hi, i found this “Latency To Broadcaster” thing in the settings under advanced,and was wondering if it is showing the amount of time i am behind the stream, as in if it is saying 8 second, then i am 8 seconds behind from where the stream is, and if thats what it is showing, is that from where the streamer point of view is? or is there elements that add to that so i am even more behind the streamer than those 8 seconds. Thank you.
It’s the length of time between you and when that video frame was captured by the streaming software.
So if the stream was showing a clock. The clock would be 8 seconds behind the clock on your computer.
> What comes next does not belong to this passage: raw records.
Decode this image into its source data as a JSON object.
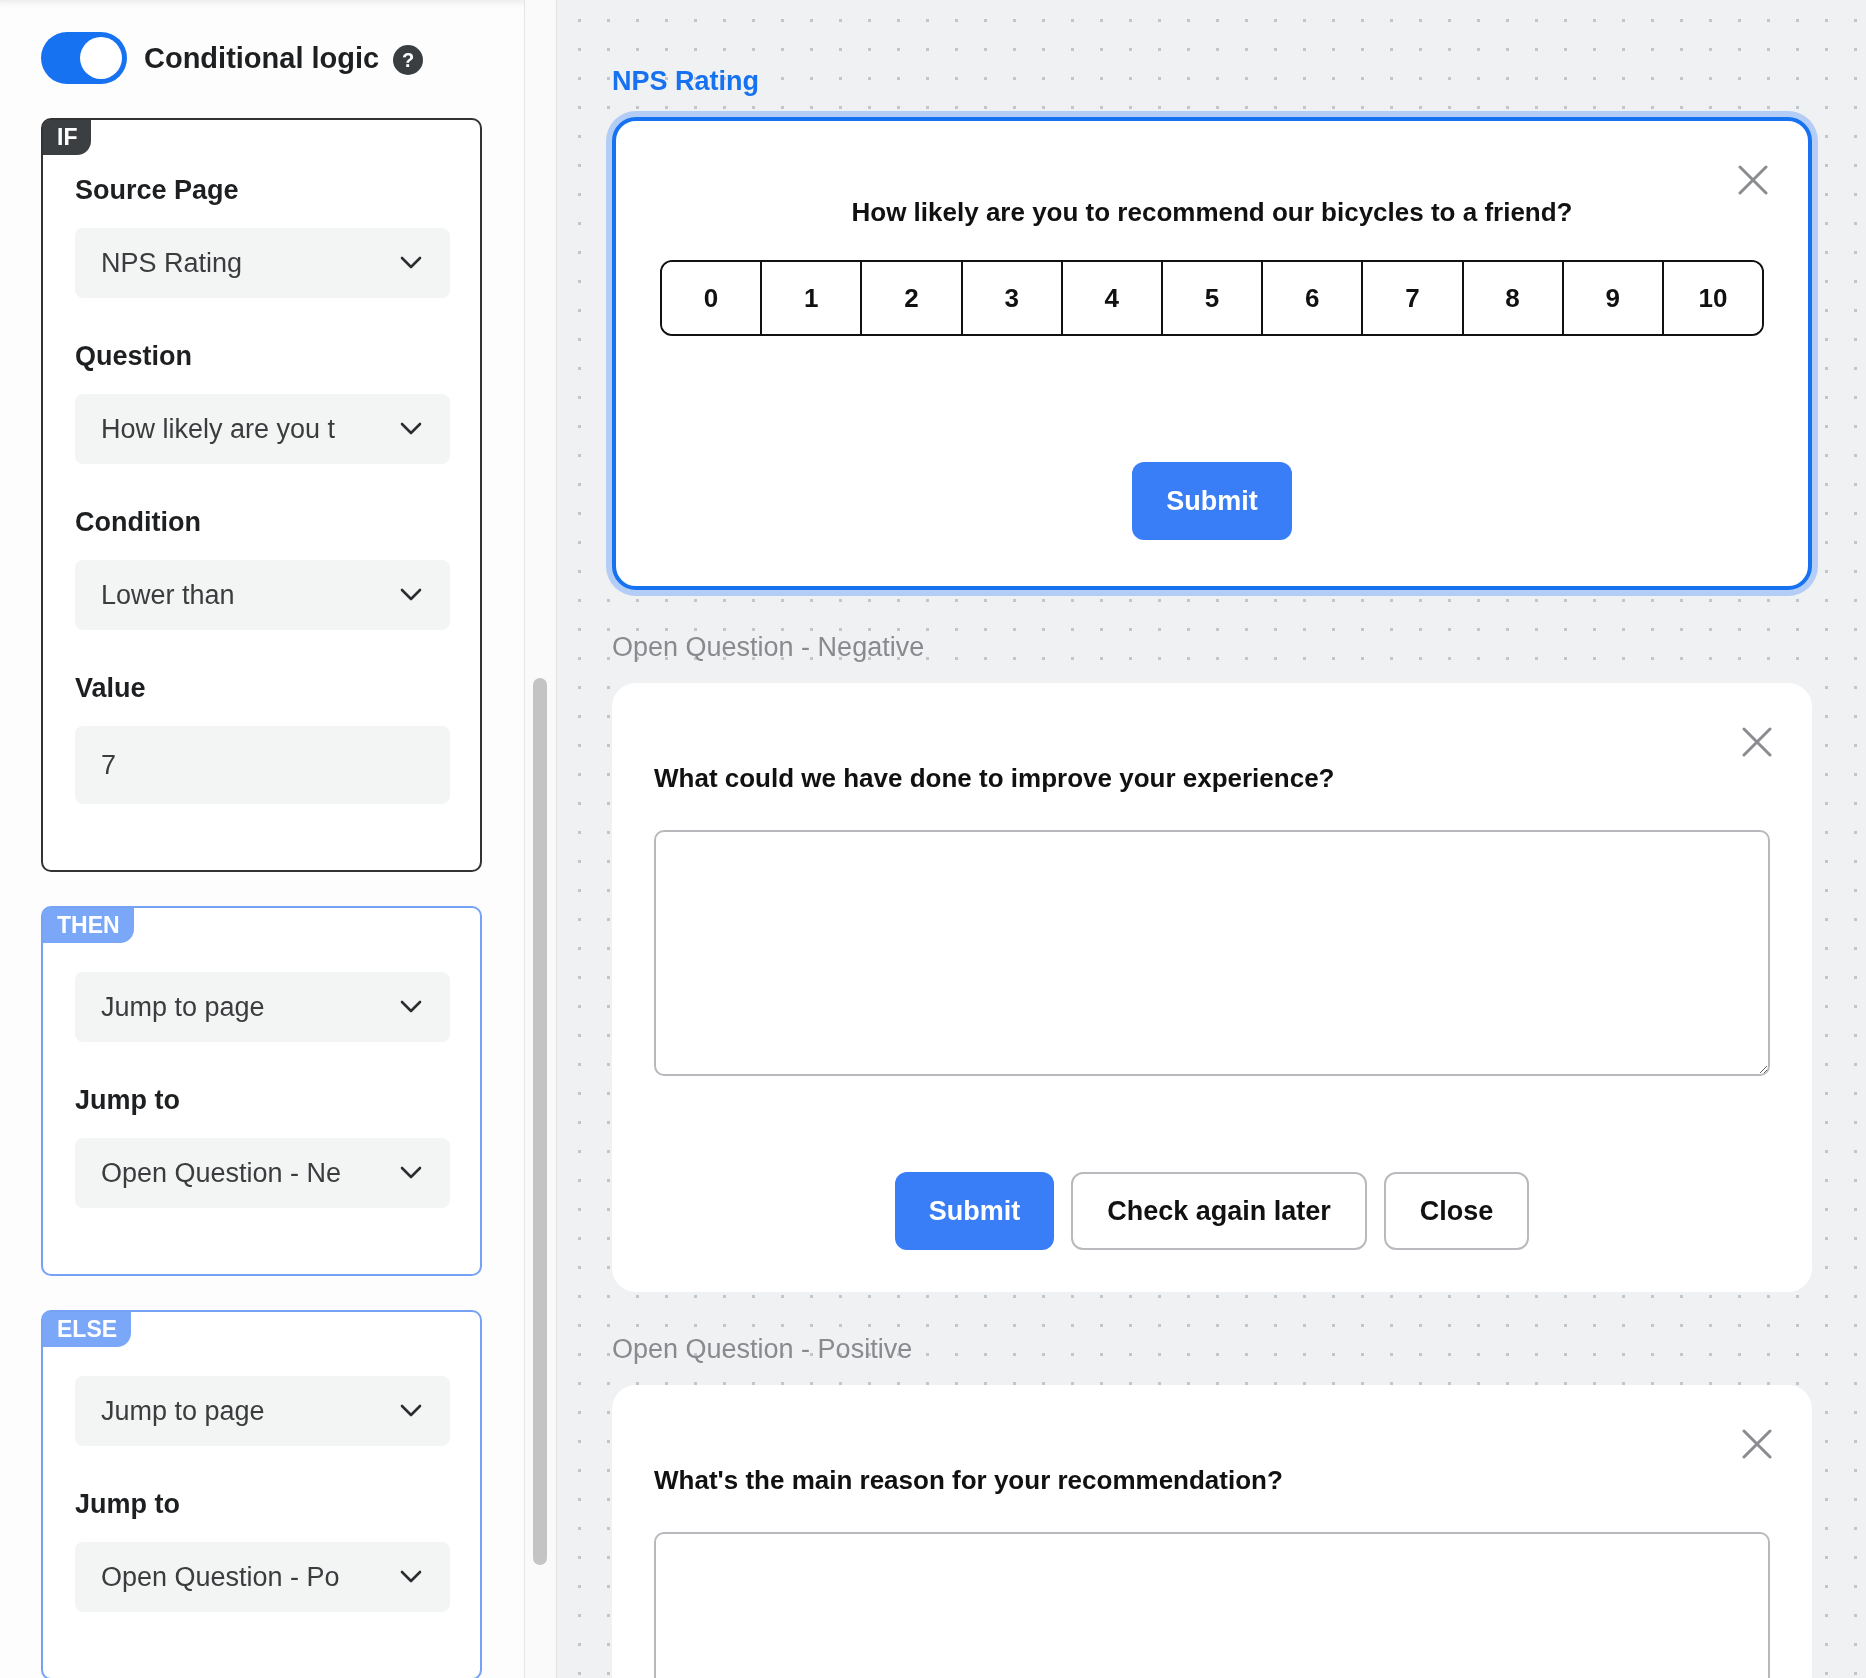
{
  "sidebar": {
    "toggle": {
      "label": "Conditional logic",
      "on": true,
      "help": "?"
    },
    "blocks": [
      {
        "kind": "if",
        "tag": "IF",
        "fields": [
          {
            "kind": "select",
            "label": "Source Page",
            "value": "NPS Rating"
          },
          {
            "kind": "select",
            "label": "Question",
            "value": "How likely are you t"
          },
          {
            "kind": "select",
            "label": "Condition",
            "value": "Lower than"
          },
          {
            "kind": "input",
            "label": "Value",
            "value": "7"
          }
        ]
      },
      {
        "kind": "then",
        "tag": "THEN",
        "fields": [
          {
            "kind": "select",
            "value": "Jump to page"
          },
          {
            "kind": "select",
            "label": "Jump to",
            "value": "Open Question - Ne"
          }
        ]
      },
      {
        "kind": "else",
        "tag": "ELSE",
        "fields": [
          {
            "kind": "select",
            "value": "Jump to page"
          },
          {
            "kind": "select",
            "label": "Jump to",
            "value": "Open Question - Po"
          }
        ]
      }
    ]
  },
  "canvas": {
    "pages": [
      {
        "kind": "nps",
        "title": "NPS Rating",
        "selected": true,
        "question": "How likely are you to recommend our bicycles to a friend?",
        "scale": [
          "0",
          "1",
          "2",
          "3",
          "4",
          "5",
          "6",
          "7",
          "8",
          "9",
          "10"
        ],
        "buttons": [
          {
            "kind": "primary",
            "label": "Submit"
          }
        ]
      },
      {
        "kind": "open",
        "title": "Open Question - Negative",
        "selected": false,
        "question": "What could we have done to improve your experience?",
        "buttons": [
          {
            "kind": "primary",
            "label": "Submit"
          },
          {
            "kind": "secondary",
            "label": "Check again later"
          },
          {
            "kind": "secondary",
            "label": "Close"
          }
        ]
      },
      {
        "kind": "open",
        "title": "Open Question - Positive",
        "selected": false,
        "question": "What's the main reason for your recommendation?"
      }
    ]
  }
}
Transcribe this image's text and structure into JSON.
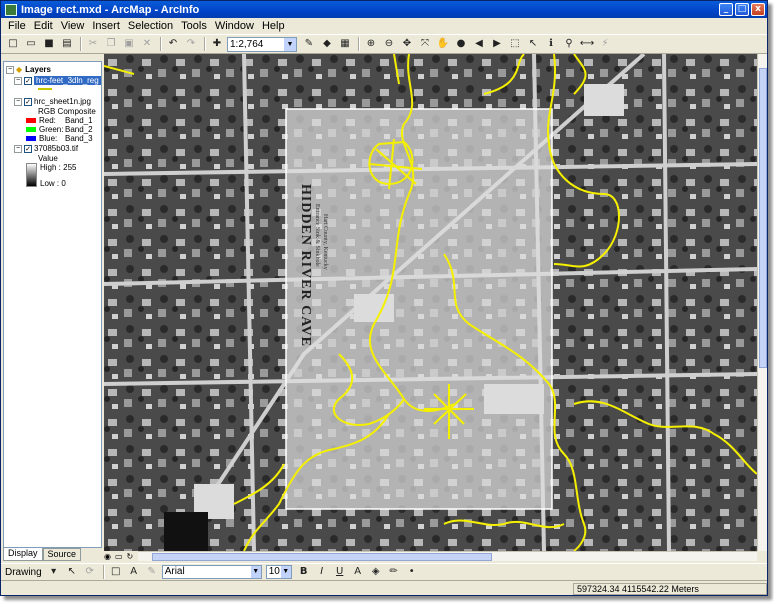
{
  "window": {
    "title": "Image rect.mxd - ArcMap - ArcInfo",
    "minimize": "_",
    "maximize": "□",
    "close": "x"
  },
  "menu": [
    "File",
    "Edit",
    "View",
    "Insert",
    "Selection",
    "Tools",
    "Window",
    "Help"
  ],
  "toolbar": {
    "scale": "1:2,764"
  },
  "toc": {
    "root": "Layers",
    "layers": [
      {
        "name": "hrc-feet_3dln_reg",
        "checked": true,
        "selected": true
      },
      {
        "name": "hrc_sheet1n.jpg",
        "checked": true,
        "composite": "RGB Composite",
        "bands": [
          {
            "label": "Red:",
            "band": "Band_1",
            "color": "#ff0000"
          },
          {
            "label": "Green:",
            "band": "Band_2",
            "color": "#00ff00"
          },
          {
            "label": "Blue:",
            "band": "Band_3",
            "color": "#0000ff"
          }
        ]
      },
      {
        "name": "37085b03.tif",
        "checked": true,
        "value_label": "Value",
        "high": "High : 255",
        "low": "Low : 0"
      }
    ],
    "tabs": [
      "Display",
      "Source"
    ]
  },
  "map": {
    "sheet_title": "HIDDEN RIVER CAVE",
    "sheet_lines": [
      "Entrance Sink & Sinkhole",
      "Hart County, Kentucky"
    ],
    "cave_color": "#f5f000"
  },
  "drawing": {
    "label": "Drawing",
    "font": "Arial",
    "size": "10",
    "bold": "B",
    "italic": "I",
    "underline": "U"
  },
  "status": {
    "coordinates": "597324.34  4115542.22 Meters"
  }
}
oh i get it thank you. btw is there any situation where the streamer can add some sort of personal delay aside from that using a program or something? and in this case , will the “Latency To Broadcaster” count that and add to those 8 seconds? . i guess my point is that if the number i see is always showing the literal amount of time between what im seeing and where the streamer is. @BarryCarlyon
if $streamSoftware doesn’t have the option
there is/was a option in the dashboard to delay a stream. But I think it’s limited to partners as I don’t see it in my dashboard
@Fugiman hi, may i get a second approval for what has been said in this topic, also please a clarification on the last question about the delay option and if will it also be shown under “Latency To Broadcaster” if it is enabled. Thank you.
Please do not bump threads, or try to randomly ping members of staff.
I haven’t done testing myself but I don’t believe Twitch’s setting to add a delay is included in the broadcaster latency, and any delay added on the streamers side also isn’t included as Twitch would have no way to know if a video feed is being buffered prior to ingest.
oh ok thank you. but then it kinda doesnt make sense in its name does it? it is called “Latency To Broadcaster” what if most of streamers or the ones i watch have that option on, then latency to who is it showing if not the “broadcaster”.
For the vast majority of streams it is accurately named as very few streamers use additional delays other thst a few competitive streams as the higher the delay the worse the experience between broadcaster and their community in chat.
As I mentioned, there’s no possible way for Twitch to know if the broadcaster is instituting a delay prior to ingest, so if you have some reason to know the precise delay just ask the broadcaster you’re working with as that’s the only way you’ll know what they’ve set, and then you can add that to the latency shown.
As for naming, I guess it could be more accurately be called “latency to the broadcast”, as it is the latency to what is being broadcast regardless of if the content is in real-time, delayed, or even a video previously recorded being broadcast.